_What you have to do_
Look through the lines below and extract each one that contains "title".

***

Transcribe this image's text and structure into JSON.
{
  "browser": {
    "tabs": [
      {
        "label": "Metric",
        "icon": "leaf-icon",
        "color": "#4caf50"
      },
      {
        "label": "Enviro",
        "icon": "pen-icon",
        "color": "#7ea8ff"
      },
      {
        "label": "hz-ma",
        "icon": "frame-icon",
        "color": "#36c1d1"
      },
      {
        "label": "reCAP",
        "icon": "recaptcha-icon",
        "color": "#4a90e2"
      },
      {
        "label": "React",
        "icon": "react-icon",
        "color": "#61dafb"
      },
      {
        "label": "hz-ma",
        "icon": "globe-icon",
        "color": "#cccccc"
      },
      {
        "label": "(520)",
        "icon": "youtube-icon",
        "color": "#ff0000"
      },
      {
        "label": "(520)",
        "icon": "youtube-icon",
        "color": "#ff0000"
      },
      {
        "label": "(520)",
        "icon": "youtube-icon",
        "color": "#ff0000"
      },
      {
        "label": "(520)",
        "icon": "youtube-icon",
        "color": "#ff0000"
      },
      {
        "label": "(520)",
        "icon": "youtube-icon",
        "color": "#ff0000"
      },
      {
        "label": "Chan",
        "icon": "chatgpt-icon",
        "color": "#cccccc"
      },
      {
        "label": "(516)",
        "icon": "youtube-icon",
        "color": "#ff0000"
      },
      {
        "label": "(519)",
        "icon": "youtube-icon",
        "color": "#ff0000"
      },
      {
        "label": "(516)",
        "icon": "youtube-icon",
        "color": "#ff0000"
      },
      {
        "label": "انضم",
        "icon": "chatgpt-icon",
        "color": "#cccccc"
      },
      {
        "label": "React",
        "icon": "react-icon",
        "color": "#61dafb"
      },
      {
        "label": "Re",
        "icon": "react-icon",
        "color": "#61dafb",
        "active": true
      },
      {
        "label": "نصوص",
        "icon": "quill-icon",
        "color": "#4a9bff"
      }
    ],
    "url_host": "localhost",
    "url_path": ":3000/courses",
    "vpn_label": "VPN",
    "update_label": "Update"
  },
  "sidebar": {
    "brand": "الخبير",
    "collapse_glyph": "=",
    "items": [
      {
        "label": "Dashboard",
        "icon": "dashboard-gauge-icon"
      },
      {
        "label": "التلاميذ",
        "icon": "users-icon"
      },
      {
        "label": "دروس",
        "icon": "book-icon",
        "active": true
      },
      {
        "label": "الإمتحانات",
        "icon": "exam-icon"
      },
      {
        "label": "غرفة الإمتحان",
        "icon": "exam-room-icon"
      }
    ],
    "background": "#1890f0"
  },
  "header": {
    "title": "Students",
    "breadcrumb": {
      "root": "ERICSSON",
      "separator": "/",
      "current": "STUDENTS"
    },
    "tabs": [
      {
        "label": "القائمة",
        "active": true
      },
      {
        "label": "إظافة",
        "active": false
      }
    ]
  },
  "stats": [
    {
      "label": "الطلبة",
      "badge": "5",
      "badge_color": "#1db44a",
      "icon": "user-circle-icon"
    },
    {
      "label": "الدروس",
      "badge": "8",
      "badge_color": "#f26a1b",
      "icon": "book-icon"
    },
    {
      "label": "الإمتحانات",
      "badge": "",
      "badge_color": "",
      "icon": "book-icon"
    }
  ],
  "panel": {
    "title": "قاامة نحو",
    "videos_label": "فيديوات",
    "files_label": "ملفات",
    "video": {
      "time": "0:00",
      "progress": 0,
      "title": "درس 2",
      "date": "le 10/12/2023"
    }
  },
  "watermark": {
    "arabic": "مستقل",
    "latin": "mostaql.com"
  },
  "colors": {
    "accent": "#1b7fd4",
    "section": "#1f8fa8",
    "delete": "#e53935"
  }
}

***

_Reply_
    "title": "Students",
    "title": "قاامة نحو",
      "title": "درس 2",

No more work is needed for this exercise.